## Exercise description
Please return every line from the entries that has the string "Abrir" in it.

## Task material
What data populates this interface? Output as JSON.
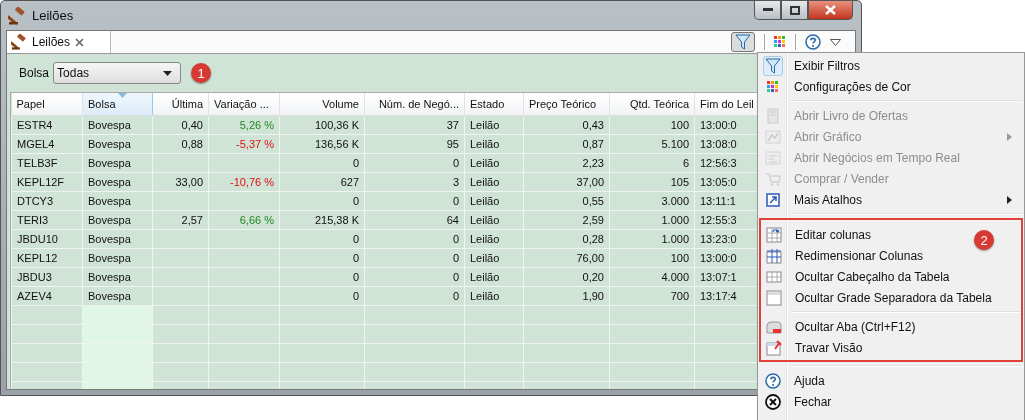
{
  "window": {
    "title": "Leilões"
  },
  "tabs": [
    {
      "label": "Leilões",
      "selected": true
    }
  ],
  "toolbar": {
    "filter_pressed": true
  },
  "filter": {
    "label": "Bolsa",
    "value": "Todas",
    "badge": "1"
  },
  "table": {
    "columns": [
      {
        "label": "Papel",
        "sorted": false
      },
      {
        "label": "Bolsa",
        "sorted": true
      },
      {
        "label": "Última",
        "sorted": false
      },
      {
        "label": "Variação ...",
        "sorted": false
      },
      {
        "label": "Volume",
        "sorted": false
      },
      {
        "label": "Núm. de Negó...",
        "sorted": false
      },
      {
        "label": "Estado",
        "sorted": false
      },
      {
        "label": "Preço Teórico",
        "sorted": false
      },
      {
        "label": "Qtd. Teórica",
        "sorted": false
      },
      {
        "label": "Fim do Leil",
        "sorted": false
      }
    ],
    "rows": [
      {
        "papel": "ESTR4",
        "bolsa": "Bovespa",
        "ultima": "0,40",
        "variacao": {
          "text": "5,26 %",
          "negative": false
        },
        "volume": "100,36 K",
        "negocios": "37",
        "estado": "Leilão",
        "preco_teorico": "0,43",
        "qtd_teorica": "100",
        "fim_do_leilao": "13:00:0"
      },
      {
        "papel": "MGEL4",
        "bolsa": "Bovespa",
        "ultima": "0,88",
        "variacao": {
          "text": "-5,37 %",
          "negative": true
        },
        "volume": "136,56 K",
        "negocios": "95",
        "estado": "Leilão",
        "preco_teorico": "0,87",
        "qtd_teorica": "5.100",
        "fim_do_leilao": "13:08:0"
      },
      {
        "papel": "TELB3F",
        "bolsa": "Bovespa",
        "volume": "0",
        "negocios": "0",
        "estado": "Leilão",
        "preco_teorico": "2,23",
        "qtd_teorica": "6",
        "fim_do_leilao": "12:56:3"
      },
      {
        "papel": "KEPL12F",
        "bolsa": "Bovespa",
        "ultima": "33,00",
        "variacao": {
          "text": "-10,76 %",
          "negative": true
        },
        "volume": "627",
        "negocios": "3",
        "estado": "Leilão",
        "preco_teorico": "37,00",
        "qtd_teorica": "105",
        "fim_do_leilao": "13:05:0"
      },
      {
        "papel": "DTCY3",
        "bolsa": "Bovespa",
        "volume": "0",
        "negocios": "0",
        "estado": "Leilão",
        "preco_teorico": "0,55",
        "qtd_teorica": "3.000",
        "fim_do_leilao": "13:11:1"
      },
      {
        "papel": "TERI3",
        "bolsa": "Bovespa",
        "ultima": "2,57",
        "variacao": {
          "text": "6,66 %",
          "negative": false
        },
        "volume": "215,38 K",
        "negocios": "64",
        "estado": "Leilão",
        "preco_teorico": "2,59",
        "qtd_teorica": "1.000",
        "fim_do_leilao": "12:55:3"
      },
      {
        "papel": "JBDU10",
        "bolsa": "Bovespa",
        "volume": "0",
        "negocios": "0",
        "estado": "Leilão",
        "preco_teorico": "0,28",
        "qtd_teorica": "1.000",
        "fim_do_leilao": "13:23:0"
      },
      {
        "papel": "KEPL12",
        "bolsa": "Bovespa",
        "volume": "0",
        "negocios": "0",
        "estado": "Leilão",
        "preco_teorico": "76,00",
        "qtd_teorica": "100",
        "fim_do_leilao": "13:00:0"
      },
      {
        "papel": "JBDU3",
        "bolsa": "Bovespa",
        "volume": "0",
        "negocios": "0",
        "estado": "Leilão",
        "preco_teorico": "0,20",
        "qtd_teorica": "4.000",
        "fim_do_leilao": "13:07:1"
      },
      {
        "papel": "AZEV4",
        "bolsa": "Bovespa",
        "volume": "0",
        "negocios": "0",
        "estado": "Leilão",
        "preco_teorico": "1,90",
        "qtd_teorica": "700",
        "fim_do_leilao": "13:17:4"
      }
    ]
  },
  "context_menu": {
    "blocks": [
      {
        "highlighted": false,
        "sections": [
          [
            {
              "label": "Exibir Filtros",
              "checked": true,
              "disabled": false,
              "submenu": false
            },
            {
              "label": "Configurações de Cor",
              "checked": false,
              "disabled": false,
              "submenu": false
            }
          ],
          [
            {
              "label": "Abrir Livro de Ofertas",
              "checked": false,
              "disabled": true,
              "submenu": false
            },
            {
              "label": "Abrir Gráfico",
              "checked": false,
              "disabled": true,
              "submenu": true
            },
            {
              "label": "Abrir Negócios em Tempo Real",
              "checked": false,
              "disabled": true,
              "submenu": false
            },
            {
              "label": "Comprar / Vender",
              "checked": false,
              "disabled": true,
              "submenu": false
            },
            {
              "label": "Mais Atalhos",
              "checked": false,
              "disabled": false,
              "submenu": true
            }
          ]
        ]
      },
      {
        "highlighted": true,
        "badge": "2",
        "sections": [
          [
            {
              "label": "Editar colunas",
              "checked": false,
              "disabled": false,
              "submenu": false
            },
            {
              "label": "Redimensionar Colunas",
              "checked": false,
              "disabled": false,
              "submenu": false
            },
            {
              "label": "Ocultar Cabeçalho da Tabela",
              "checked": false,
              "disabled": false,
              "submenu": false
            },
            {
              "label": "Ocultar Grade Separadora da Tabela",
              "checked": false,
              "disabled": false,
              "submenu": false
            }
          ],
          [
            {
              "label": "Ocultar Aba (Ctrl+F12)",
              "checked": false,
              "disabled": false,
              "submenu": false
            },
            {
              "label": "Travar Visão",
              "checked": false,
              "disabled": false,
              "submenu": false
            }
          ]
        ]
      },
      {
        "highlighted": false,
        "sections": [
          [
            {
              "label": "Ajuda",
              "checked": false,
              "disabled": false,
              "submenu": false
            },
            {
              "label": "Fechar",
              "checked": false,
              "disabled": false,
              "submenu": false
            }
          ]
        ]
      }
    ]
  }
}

## Solution below
              "label": "Abrir Livro de Ofertas",
              "label": "Abrir Gráfico",
              "label": "Abrir Negócios em Tempo Real",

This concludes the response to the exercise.